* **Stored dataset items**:
=====
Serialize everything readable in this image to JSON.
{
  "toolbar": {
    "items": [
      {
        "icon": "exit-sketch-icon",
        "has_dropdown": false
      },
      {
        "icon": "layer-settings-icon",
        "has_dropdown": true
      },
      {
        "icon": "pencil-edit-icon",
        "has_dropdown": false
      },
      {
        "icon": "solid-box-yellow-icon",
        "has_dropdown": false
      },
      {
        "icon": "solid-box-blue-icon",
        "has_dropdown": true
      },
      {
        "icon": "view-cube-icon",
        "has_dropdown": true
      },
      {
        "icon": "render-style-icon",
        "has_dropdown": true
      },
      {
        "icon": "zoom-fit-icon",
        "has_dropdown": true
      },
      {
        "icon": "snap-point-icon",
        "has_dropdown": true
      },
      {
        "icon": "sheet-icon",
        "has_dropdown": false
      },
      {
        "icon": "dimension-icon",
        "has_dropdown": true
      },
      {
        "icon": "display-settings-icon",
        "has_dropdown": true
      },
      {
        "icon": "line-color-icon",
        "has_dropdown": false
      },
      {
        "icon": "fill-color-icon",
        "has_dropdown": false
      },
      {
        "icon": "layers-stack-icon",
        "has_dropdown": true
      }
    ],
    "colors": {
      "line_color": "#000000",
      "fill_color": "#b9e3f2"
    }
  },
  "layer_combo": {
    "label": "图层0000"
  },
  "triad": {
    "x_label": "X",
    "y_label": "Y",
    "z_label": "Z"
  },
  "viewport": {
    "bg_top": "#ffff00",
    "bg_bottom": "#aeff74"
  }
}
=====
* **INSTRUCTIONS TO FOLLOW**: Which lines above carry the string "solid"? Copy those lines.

* **TASK RESPONSE**:
        "icon": "solid-box-yellow-icon",
        "icon": "solid-box-blue-icon",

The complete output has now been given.